SUBURBAN GRINDHOUSE MEMORIES
“Lizard Tail Jerky!”
By Nick Cato
By the middle of my senior year of high school, I was 100% addicted to gore films and spent much time trading bootleg VHS tapes (via snail mail) through my old fanzine, STINK. The sicker the title one acquired on the underground market, the better chance you had of trading it for something crazier. Yet despite being controlled by the sleazier side of Sinema for close to ten years, a silly little science fiction farce was about to remind me that light-hearted fare could still be as entertaining as any Euro gut-munching cannibal caper or women-in-prison epic. Or necrophiliac outing…
A couple of my friends were DJs at a local college radio station. I’d often do movie reviews on their shows, and spent most of my time in the studio going through the new albums. One that caught my eye was a soundtrack for a film titled TERRORVISION, a film that wasn’t to be released until February 1986 (this was about three months prior). The main track, titled Terrorvision, performed by The Fibonaccis (whoever they were), is an addictive DEVO meets B-52s new wave jam that holds up great to repeated listens. So, with the main track imbedded in my mind, TERRORVISION finally came to my town on a freezing cold winter day in February, 1986, to a nearly sold-out opening night. Of ALL the films I’ve reviewed for this column, the theatre where this unspooled refuses to come to memory, but chances are it was the Lane Theatre, one of Staten Island’s last single-screen cinemas.
Produced by Charles Band’s Empire Pictures, TERRORVISION is chock full of cheesy acting, lame special effects, and a story that’s barely there…yet for some reason, the humor works. A suburban couple (played by PHANTOM OF THE PARADISE’s Gerrit Graham and cult icon Mary Woronov) discovers that a strange creature keeps popping up on their television. Figuring it must be some kind of interference (after all, they just had a huge satellite dish installed on their roof) they think little of it until the creature eventually POPS OFF the set and literally comes into their home. Of course, the creature enters the home when the swinger parents are out, and the kids fail to train their strange new pet. It then tries to eat each member of the family (which includes a nerdy kid who hangs out all day long with his crackpot survivalist grandfather and a teenage heavy metal sister with her rock-star wannabe boyfriend) as well as any friends or whoever just may happen to be stopping over for a visit.

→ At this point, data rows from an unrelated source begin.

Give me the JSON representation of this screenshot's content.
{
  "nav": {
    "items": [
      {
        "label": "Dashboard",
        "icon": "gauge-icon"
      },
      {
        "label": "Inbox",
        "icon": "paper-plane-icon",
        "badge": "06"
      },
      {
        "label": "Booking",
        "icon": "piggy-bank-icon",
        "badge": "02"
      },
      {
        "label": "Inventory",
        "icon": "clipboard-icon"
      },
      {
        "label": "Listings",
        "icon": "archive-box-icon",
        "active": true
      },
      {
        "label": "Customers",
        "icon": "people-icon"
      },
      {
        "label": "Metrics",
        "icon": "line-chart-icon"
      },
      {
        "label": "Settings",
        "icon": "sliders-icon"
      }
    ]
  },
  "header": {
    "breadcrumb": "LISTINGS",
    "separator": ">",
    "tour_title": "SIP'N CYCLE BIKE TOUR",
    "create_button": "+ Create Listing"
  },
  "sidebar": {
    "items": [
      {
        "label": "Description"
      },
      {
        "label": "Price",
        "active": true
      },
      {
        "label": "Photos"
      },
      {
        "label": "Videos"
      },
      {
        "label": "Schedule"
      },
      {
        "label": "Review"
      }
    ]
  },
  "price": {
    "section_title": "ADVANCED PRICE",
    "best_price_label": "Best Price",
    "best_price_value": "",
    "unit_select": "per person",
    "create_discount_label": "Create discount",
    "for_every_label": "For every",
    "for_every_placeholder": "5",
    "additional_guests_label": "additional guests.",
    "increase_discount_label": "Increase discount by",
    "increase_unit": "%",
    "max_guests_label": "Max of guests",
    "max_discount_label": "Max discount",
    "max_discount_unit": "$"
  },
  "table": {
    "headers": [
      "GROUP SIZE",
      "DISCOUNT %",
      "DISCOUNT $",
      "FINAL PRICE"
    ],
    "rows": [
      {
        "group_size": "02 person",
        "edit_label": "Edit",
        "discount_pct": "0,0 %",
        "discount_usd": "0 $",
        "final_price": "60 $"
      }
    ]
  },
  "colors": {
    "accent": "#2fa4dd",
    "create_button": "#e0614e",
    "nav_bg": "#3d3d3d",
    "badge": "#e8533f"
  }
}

The alien is able to “reproduce” the heads of those he’s eaten and mimic their voices in order to hide from police and an intergalactic alien cop (yeah, this one gets goofier by the minute).
It turns out the planet this creature came from has discovered a way to turn their trash into antimatter and dispose of it by shooting it into space. This particular alien is an eating machine, forcing its home planet to get rid of him TRASH style! Guess this family had REALLY bad luck having their satellite installed just as this batch of space junk was passing earth!
While much of the humor is just plain silly, I found (even upon a recent viewing) most of it still holds up, especially the aforementioned grandfather who lives on “lizard tail jerky.” He keeps a pet lizard on him at all times, and yanks its tail off when he needs a snack. He assures his grandson the tails keep growing back as the two of them hunt the creature who has invaded their home. Although rated R, the only thing that MIGHT have given it this rating is the sleazy erotic artwork hanging around the house (remember, the parents are swingers!), much of it quite funny looking.
The highlight of the film (for me, anyway) is a late night horror film TV-hostess named Medusa (complete with a head full of snakes) who makes non-stop sexual puns, some pretty graphic for an otherwise exploitation-less film. Just WHY she’s in the film is anyone’s guess, but she provides some fine eye candy nonetheless.
What surprised me (and the audience) most is the ending (SPOILER ALERT!): Our grotesque alien (who dribbles non-stop BUCKETS of goo and slime) eventually eats the entire family and takes off for world domination in a taxi cab! Who would’ve thought such a tame sci-fi comedy would end on such a dark (although in its context, funny) note?
Although a DVD has yet to be released, you can find VHS copies on eBay and Amazon. With lots of laughs and a nifty soundtrack, this might not be as funny as SPACEBALLS (1987) or as exploitative as GALACTIC GIGOLO (also 1987), but being it was released before both, it deserves a little respect and hopefully one day a proper DVD release. It’s good, slimy, goofy fun.
(This was also one of the earliest films I can remember coming to home video less than a month after its theatrical release).
© Copyright 2011 by Nick Cato